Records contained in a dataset
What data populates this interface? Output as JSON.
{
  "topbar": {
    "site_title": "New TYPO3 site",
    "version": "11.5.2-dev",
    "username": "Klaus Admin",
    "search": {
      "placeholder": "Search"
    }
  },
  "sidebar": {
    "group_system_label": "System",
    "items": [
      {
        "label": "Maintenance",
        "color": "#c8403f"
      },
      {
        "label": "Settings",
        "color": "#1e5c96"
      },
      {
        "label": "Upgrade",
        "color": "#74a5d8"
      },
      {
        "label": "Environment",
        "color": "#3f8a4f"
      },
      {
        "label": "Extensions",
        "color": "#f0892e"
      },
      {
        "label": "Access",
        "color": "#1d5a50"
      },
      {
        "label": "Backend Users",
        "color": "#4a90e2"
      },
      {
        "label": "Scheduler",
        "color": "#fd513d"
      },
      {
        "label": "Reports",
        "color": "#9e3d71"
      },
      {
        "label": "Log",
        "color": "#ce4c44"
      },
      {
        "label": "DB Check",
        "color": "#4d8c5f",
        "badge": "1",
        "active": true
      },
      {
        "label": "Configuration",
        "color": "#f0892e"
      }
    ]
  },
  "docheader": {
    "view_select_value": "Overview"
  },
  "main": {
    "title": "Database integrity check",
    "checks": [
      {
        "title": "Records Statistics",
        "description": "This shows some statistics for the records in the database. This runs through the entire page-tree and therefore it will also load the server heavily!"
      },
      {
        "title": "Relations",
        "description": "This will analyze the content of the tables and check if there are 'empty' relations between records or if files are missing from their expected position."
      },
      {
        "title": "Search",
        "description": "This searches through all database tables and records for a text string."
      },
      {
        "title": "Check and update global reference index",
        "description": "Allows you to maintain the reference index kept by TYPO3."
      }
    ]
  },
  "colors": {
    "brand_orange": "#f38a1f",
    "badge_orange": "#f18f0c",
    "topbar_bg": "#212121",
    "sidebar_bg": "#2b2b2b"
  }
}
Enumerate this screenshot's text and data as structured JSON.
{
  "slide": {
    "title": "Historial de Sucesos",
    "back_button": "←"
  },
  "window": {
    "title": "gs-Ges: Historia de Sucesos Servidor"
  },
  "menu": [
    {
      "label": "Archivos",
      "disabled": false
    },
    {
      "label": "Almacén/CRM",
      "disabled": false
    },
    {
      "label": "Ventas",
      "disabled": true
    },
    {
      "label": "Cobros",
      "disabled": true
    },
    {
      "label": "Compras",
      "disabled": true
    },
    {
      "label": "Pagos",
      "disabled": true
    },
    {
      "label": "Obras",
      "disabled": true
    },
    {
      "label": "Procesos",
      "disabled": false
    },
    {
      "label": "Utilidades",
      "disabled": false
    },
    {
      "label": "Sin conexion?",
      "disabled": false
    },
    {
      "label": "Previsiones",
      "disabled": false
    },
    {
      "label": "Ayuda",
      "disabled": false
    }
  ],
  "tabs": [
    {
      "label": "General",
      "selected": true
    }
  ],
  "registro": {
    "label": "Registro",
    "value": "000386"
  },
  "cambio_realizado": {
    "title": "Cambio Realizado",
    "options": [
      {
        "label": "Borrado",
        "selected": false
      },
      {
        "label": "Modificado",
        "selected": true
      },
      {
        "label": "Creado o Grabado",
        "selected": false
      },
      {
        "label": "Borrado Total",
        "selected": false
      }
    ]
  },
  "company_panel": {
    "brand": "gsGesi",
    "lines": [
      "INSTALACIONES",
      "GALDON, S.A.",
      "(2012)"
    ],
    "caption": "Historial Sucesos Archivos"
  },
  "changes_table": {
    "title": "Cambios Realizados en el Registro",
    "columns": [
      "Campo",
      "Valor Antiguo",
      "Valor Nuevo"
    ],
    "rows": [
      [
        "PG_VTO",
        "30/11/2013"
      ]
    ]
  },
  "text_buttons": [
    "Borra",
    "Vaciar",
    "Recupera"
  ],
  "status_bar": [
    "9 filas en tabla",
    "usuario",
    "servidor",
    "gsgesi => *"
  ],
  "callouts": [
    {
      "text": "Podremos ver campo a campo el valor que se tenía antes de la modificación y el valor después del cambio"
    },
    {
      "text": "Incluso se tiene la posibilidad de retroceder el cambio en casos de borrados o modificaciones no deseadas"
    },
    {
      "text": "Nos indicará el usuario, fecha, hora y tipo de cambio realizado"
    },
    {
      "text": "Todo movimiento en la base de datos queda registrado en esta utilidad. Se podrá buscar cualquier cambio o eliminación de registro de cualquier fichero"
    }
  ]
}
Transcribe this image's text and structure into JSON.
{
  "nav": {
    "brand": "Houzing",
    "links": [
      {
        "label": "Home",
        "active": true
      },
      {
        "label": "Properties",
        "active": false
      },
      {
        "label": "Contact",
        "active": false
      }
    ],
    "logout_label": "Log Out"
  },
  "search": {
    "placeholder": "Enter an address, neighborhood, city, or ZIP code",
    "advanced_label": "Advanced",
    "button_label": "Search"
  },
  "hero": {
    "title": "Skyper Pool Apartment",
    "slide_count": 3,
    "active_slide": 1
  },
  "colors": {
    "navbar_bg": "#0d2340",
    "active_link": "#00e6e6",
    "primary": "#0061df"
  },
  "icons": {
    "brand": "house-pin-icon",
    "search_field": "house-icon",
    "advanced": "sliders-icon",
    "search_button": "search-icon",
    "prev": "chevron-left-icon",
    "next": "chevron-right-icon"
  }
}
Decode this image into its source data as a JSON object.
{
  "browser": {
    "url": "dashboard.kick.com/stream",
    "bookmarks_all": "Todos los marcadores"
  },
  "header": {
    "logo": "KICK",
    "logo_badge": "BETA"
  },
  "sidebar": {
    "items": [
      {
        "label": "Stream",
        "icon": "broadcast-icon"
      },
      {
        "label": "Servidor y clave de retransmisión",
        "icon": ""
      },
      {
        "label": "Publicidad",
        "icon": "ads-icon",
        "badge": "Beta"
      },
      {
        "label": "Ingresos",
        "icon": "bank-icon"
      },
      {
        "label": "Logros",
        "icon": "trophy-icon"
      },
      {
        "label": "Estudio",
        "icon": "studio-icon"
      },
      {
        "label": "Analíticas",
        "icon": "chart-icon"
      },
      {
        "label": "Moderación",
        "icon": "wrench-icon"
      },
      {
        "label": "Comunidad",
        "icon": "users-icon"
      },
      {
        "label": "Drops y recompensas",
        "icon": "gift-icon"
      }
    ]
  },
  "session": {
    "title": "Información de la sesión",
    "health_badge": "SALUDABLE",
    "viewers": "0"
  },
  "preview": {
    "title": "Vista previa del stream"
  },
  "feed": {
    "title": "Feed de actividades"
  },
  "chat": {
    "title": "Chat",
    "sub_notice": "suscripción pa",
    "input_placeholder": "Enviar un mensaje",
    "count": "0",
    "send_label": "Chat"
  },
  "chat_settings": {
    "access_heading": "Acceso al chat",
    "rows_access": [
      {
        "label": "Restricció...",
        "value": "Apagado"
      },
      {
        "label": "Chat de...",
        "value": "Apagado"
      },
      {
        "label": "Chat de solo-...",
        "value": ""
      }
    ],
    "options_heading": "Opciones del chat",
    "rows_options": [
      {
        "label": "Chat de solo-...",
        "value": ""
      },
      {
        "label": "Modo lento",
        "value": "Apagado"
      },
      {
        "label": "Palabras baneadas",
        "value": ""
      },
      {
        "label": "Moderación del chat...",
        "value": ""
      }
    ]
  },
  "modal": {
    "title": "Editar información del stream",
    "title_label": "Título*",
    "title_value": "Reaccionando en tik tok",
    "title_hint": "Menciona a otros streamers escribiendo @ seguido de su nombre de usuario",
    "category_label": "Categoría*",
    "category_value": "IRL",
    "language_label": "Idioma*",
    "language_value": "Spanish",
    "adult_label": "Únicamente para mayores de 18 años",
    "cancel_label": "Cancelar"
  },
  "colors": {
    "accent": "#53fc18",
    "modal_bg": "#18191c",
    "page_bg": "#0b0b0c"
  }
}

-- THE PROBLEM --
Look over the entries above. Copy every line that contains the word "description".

-- WRITTEN ANSWER --
        "description": "This shows some statistics for the records in the database. This runs through the entire page-tree and therefore it will also load the server heavily!"
        "description": "This will analyze the content of the tables and check if there are 'empty' relations between records or if files are missing from their expected position."
        "description": "This searches through all database tables and records for a text string."
        "description": "Allows you to maintain the reference index kept by TYPO3."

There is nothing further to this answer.